■ Exercise data ■
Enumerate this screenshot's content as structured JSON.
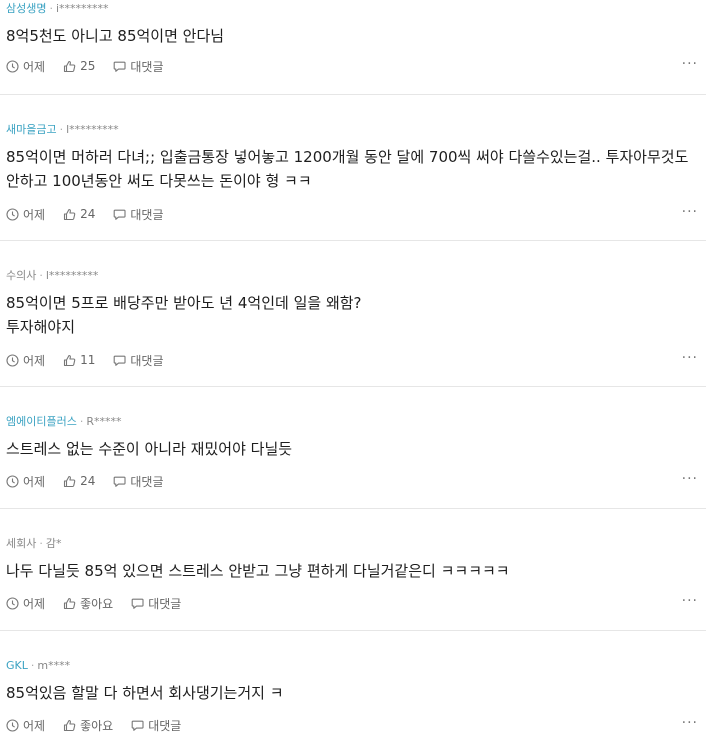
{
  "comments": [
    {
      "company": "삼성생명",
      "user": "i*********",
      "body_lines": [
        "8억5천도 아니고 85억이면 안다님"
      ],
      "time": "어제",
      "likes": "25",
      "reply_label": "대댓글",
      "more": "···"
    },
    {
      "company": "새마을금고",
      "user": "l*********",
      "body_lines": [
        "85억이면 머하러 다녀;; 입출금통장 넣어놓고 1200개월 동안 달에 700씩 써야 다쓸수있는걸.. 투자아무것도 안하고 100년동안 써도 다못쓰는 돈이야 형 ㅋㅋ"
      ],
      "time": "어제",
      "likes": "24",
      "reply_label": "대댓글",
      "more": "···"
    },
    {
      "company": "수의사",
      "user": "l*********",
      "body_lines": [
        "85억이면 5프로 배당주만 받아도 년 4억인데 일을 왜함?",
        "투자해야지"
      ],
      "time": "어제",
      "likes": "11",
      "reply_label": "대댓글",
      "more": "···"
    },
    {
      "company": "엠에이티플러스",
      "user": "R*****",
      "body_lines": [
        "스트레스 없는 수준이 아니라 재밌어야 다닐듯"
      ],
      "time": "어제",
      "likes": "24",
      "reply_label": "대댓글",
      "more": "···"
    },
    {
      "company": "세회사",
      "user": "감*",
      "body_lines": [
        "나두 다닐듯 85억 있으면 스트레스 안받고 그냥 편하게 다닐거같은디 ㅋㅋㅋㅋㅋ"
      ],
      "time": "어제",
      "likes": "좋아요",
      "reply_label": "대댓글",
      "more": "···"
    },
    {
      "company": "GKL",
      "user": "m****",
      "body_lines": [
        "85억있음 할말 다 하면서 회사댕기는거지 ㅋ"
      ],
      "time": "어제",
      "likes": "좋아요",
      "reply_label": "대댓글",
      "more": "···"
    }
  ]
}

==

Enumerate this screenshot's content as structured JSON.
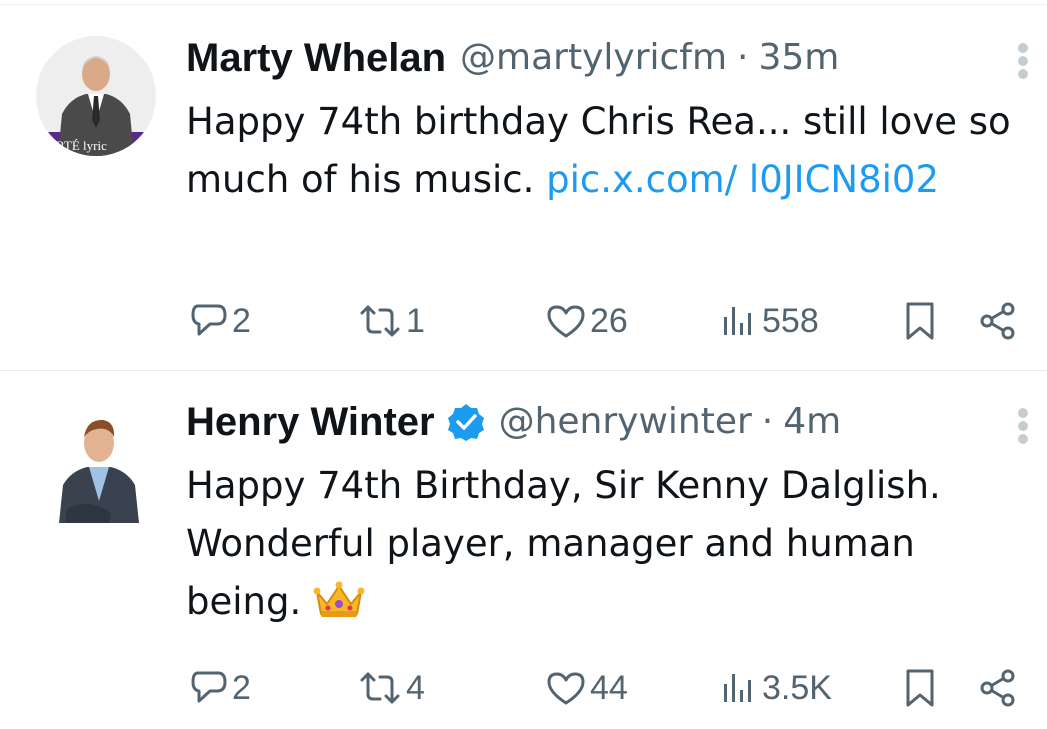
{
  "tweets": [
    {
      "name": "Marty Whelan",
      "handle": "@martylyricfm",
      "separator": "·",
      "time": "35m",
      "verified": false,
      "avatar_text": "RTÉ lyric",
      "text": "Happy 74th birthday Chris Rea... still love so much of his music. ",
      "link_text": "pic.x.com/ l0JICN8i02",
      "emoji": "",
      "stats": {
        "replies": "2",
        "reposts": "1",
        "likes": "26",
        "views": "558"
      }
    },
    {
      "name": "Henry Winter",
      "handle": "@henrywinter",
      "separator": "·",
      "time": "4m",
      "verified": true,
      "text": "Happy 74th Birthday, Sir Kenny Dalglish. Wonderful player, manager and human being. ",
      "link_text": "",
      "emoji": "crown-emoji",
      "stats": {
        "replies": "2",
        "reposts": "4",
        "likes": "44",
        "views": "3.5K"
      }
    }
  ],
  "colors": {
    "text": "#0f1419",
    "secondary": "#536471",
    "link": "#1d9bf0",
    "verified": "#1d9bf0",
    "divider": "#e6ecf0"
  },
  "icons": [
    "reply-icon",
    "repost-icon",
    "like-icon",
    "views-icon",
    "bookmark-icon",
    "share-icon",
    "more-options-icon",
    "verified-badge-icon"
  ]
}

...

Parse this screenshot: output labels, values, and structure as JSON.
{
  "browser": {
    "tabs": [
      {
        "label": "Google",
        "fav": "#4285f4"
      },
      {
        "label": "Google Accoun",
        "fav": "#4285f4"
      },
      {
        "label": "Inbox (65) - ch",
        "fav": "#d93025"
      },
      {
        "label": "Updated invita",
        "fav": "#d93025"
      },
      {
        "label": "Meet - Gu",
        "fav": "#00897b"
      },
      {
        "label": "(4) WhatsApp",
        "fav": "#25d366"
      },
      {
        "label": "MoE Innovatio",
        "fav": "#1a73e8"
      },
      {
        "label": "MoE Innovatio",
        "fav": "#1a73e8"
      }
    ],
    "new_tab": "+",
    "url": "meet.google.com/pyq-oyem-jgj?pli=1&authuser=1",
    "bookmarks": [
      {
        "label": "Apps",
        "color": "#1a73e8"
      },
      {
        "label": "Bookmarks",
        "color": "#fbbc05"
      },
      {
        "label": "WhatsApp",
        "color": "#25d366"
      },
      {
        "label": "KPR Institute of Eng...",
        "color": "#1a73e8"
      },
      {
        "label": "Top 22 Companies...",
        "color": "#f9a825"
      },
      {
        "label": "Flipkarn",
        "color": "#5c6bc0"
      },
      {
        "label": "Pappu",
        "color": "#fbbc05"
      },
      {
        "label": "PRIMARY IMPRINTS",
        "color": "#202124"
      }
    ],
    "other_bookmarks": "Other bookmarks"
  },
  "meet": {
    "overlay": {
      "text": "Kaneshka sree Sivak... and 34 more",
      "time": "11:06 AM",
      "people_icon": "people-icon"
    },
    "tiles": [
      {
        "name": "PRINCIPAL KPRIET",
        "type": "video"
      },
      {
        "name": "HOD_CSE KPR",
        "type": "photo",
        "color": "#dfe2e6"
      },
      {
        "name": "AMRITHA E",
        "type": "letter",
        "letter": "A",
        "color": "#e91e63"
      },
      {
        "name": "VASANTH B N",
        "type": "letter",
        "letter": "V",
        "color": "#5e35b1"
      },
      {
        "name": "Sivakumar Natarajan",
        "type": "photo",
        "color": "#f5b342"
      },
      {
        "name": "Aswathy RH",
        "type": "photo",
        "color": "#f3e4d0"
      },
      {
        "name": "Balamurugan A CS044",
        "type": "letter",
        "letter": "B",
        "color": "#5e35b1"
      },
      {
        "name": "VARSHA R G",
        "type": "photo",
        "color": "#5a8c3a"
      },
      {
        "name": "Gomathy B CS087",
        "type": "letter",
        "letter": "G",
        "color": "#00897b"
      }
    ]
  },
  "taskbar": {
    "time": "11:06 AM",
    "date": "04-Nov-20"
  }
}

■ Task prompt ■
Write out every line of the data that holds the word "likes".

■ Task response ■
      "likes": "25",
      "likes": "24",
      "likes": "11",
      "likes": "24",
      "likes": "좋아요",
      "likes": "좋아요",
        "likes": "26",
        "likes": "44",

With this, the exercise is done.